List all lines of the data containing the word "Beat".

··· Supplied material

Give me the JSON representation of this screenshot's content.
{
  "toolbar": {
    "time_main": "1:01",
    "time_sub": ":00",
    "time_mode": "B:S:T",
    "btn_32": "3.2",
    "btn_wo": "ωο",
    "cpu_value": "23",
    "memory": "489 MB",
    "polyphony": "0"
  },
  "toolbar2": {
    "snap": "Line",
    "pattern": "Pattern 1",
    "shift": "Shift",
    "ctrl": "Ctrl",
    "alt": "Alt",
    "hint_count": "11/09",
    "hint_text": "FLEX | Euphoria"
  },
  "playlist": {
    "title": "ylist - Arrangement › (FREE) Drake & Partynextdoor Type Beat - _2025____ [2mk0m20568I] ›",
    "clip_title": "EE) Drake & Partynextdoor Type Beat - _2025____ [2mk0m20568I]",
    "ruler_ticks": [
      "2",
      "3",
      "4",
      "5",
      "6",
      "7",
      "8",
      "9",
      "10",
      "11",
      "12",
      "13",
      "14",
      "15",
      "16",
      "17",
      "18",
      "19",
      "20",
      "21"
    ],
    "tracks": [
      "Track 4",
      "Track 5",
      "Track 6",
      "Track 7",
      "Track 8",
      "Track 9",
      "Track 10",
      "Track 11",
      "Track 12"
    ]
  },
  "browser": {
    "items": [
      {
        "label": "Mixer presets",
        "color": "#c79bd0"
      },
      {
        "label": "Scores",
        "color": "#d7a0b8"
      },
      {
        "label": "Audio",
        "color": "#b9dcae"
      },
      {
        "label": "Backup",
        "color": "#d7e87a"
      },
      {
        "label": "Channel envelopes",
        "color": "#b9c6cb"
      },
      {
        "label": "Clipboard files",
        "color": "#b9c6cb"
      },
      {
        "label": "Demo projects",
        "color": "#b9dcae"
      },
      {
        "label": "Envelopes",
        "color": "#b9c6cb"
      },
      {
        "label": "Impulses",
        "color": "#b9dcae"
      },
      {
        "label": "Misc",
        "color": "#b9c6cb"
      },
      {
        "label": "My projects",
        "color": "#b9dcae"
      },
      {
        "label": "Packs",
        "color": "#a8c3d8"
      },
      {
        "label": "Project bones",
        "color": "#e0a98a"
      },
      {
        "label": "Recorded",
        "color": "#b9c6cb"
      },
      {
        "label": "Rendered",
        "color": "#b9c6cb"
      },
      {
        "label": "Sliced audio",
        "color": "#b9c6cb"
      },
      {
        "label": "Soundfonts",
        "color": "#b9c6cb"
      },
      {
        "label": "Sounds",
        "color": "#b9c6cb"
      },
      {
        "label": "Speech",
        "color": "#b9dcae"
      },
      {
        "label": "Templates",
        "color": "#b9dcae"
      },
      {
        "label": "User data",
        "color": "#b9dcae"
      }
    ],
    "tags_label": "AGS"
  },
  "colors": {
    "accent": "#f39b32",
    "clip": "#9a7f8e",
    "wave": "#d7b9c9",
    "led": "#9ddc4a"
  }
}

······

Answer to the problem:
    "title": "ylist - Arrangement › (FREE) Drake & Partynextdoor Type Beat - _2025____ [2mk0m20568I] ›",
    "clip_title": "EE) Drake & Partynextdoor Type Beat - _2025____ [2mk0m20568I]",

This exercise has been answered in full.